New figures show an estimated 917 have died and 14,000 more infected with cholera in Haiti's present outbreak. However, it is suspected that many deaths in mountainous regions far from hospitals are going unreported.
Clinics are rapidly filling up and many deaths are being reported. "The trend is extremely, extremely alarming. We have not reached a peak yet, but it could arrive next week," said the head of mission for Medecins Sans Frontieres, Stefano Zannini. A health official described the situation in Port-Au-Prince as "[growing] more pathetic each day." The official also said that hospitals in the capital are not able to cope with all of the patients.
No one alive in Haiti has experienced cholera before, so it is a population which is very susceptible to the bacteria. Cholera, now that it is in Haiti, probably the bacteria will be there for a number of years to come. It will not go away.—World Health Organization spokesman Gregory Hartl
The United Nations has appealed to donor nations for US$164 million in order to import more doctors, medicine, and water purification systems.
According to the US Centers for Disease Control (CDC) "experience from the Peru outbreak in the early 1990s and from other countries in Latin America suggests that we should expect to identify additional cases for many months to several years."

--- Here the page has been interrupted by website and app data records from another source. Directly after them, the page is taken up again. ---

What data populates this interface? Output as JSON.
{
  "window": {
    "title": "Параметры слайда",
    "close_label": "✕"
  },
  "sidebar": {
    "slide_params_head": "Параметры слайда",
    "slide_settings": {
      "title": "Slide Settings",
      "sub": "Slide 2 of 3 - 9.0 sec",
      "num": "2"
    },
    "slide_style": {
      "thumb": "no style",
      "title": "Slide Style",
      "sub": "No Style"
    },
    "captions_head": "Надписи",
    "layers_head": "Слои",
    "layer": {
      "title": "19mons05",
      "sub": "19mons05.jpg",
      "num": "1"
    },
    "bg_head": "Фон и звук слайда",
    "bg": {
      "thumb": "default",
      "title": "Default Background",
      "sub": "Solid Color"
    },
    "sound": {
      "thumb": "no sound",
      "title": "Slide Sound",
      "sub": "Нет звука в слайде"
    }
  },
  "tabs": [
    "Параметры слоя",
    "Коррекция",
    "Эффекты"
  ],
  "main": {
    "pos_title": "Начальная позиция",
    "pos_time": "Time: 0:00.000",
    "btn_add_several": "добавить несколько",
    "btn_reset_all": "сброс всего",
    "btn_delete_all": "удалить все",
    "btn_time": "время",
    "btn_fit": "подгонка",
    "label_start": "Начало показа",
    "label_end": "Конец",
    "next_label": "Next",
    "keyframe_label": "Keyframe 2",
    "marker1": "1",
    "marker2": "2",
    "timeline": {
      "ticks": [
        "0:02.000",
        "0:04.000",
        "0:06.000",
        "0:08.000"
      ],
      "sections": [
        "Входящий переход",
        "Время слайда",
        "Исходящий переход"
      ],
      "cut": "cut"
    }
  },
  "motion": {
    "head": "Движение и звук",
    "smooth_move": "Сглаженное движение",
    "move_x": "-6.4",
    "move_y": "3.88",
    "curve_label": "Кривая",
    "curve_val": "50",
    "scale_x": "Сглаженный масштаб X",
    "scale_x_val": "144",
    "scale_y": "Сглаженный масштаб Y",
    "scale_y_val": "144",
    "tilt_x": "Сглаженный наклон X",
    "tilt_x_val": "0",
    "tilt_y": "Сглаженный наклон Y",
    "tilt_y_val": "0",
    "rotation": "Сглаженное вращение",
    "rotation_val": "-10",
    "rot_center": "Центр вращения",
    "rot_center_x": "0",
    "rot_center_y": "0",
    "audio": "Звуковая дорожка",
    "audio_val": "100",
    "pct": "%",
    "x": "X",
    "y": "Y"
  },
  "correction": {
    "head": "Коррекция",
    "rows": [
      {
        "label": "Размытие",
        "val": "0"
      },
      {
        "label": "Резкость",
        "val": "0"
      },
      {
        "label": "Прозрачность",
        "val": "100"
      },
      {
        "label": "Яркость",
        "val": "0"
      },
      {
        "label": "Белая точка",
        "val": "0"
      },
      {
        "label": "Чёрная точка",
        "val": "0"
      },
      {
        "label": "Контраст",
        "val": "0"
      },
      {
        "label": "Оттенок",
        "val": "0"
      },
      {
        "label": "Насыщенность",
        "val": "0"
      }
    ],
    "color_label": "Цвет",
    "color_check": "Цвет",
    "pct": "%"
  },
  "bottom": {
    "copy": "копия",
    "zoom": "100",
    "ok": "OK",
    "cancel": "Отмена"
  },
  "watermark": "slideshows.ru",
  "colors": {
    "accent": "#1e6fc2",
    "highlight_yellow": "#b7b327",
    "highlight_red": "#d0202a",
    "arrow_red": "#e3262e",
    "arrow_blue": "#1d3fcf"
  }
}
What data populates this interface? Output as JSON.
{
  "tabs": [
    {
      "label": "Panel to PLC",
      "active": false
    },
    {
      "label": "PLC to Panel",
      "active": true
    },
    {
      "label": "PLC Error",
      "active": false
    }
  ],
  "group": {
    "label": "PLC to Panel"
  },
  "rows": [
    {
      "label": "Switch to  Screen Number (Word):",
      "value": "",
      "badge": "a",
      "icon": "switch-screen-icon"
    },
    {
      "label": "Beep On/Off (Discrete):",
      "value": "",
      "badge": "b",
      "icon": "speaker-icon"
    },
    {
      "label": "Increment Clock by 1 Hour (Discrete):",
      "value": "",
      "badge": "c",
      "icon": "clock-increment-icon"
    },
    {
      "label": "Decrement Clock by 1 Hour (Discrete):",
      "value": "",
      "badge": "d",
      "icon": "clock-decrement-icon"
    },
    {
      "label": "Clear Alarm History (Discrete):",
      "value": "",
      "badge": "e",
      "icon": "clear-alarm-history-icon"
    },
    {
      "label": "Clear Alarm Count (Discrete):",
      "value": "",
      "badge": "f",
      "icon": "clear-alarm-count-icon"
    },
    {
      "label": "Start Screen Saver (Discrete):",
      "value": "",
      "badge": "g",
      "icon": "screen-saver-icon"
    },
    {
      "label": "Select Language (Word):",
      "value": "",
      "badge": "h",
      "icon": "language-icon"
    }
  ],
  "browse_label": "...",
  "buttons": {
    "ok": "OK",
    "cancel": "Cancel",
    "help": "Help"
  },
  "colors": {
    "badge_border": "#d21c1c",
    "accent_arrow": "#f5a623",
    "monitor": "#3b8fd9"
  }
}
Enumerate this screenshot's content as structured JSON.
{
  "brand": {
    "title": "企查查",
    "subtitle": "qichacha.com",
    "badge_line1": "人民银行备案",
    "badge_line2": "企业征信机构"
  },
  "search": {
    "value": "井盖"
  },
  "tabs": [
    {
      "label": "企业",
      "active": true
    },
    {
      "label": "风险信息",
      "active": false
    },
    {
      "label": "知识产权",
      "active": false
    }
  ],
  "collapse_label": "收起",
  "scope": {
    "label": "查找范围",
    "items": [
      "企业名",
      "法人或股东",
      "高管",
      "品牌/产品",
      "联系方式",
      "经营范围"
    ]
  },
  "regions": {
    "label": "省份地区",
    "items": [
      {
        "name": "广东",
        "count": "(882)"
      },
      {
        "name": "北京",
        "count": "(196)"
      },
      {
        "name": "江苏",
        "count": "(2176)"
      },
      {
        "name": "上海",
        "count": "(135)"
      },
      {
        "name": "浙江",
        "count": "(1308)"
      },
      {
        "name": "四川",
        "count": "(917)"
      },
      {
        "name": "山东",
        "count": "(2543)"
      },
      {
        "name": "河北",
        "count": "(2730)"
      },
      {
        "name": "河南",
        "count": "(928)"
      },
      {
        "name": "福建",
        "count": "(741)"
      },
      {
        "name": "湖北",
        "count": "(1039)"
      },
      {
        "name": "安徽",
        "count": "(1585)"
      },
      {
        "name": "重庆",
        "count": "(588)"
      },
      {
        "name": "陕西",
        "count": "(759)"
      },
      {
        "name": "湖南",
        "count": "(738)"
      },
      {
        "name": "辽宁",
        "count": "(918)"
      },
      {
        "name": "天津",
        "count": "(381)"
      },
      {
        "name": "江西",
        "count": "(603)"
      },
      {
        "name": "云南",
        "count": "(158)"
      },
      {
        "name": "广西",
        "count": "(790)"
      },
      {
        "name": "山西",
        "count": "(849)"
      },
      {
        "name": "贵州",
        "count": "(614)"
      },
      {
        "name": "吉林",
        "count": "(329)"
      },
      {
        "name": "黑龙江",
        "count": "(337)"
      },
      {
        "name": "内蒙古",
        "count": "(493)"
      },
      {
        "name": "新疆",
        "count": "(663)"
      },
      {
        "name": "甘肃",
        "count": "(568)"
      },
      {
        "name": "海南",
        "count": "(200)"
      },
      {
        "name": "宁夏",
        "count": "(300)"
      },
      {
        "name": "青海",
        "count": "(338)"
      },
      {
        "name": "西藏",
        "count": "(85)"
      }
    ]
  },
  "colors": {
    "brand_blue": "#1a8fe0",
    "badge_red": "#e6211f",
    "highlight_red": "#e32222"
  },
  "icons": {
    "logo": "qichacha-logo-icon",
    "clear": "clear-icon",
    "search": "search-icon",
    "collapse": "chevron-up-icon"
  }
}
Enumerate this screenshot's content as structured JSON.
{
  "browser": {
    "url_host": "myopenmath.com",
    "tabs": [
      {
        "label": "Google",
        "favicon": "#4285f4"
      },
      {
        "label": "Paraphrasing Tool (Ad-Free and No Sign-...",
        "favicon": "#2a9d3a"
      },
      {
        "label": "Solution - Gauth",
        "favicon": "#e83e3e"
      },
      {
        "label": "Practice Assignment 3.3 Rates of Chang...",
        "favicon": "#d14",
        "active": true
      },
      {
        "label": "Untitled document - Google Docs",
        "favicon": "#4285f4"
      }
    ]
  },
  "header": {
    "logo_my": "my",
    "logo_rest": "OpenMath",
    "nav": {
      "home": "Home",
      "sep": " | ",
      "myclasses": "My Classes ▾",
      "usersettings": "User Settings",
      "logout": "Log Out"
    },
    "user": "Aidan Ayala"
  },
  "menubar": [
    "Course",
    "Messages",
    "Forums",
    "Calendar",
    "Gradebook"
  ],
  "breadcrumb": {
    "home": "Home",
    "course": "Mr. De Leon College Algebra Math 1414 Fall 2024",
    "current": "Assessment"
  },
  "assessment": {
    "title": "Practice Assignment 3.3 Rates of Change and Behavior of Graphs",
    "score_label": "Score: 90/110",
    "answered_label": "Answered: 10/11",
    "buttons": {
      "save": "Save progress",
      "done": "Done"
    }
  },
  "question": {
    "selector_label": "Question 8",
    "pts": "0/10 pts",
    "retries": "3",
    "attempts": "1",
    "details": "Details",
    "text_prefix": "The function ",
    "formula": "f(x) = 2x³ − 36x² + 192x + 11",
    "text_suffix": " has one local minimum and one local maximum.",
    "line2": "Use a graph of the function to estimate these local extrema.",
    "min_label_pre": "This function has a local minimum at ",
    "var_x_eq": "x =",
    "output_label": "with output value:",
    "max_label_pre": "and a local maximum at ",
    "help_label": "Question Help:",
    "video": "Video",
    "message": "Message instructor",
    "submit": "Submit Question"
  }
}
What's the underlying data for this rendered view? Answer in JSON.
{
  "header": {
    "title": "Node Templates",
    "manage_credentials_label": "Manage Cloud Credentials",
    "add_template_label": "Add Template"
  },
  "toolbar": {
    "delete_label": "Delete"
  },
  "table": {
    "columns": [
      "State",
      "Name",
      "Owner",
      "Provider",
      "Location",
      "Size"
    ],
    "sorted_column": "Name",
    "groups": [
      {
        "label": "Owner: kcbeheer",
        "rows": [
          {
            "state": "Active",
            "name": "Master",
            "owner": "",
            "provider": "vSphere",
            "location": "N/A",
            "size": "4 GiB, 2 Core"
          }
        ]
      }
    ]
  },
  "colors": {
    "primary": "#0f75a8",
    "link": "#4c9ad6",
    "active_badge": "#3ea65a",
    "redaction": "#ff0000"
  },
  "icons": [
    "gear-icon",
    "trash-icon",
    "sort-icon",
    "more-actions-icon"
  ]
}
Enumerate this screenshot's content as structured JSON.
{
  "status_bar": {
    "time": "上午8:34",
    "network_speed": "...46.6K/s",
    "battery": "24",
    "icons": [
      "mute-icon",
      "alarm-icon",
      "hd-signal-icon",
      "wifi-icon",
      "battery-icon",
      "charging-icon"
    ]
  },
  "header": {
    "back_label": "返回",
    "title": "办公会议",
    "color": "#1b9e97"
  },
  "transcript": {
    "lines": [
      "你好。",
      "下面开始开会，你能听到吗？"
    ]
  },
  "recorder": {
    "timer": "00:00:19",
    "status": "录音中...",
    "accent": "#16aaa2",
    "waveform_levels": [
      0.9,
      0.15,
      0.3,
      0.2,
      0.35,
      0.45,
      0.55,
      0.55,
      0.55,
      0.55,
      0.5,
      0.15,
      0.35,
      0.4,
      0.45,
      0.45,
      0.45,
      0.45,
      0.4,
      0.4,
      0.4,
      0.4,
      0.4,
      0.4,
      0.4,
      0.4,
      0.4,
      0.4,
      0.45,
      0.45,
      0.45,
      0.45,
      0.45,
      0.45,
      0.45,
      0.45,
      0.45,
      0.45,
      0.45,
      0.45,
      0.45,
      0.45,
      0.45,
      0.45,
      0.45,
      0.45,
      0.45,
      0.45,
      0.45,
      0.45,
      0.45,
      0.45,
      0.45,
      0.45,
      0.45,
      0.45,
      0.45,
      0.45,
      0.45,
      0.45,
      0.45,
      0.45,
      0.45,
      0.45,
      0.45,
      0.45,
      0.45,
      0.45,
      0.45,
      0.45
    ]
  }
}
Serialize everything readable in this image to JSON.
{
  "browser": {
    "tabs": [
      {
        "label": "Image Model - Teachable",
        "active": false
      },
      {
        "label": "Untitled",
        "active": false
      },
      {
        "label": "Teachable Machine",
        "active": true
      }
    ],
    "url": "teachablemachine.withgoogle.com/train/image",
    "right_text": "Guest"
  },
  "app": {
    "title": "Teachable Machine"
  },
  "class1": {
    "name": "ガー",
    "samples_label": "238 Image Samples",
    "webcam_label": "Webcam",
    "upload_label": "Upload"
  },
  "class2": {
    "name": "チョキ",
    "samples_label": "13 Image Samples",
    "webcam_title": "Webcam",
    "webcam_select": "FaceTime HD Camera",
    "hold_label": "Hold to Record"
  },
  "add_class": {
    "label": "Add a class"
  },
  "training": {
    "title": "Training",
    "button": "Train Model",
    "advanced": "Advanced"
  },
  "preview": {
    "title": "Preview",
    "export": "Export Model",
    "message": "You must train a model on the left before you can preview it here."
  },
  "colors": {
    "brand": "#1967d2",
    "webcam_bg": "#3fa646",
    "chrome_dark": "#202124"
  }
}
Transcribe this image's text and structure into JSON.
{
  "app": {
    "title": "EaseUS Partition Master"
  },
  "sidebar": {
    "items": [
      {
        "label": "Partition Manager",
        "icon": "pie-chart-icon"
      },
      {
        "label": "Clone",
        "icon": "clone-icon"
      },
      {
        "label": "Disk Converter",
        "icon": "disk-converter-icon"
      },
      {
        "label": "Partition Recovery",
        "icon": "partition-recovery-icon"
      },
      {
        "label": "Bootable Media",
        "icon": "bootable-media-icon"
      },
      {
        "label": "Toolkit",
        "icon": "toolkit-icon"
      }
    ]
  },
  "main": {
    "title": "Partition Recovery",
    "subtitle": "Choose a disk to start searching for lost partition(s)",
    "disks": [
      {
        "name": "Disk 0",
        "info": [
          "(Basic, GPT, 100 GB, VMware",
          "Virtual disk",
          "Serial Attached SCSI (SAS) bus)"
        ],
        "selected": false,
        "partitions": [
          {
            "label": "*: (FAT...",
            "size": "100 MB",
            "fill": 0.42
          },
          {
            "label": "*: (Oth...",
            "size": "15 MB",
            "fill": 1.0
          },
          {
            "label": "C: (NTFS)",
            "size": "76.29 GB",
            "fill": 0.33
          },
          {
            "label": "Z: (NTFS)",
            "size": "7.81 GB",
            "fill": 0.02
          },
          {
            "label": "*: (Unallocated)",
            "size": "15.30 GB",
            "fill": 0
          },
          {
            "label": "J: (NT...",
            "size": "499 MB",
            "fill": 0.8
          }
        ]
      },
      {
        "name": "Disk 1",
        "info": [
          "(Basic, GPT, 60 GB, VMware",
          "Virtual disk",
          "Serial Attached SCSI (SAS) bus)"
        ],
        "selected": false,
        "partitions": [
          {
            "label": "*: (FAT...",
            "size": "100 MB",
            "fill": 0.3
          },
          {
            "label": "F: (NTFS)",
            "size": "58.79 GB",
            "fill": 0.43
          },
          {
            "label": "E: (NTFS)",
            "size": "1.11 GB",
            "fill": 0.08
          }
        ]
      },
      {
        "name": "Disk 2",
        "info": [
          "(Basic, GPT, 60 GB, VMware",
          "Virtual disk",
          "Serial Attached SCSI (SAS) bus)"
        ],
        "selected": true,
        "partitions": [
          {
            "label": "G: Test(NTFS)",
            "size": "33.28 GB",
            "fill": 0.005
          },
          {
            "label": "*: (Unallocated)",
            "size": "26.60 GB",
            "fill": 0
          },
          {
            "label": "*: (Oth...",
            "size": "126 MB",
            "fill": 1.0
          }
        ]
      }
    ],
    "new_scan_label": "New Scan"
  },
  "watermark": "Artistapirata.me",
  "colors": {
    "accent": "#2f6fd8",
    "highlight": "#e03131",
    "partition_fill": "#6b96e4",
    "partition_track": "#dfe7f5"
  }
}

CDC says cholera is "an acute, diarrheal illness caused by infection of the intestine with the bacterium Vibrio cholerae. The infection is often mild or without symptoms, but sometimes it can be severe... In severe cases, the infected person may experience profuse watery diarrhea, vomiting, and leg cramps, which can cause rapid loss of body fluids and lead to dehydration and shock. Without treatment, death can occur within hours."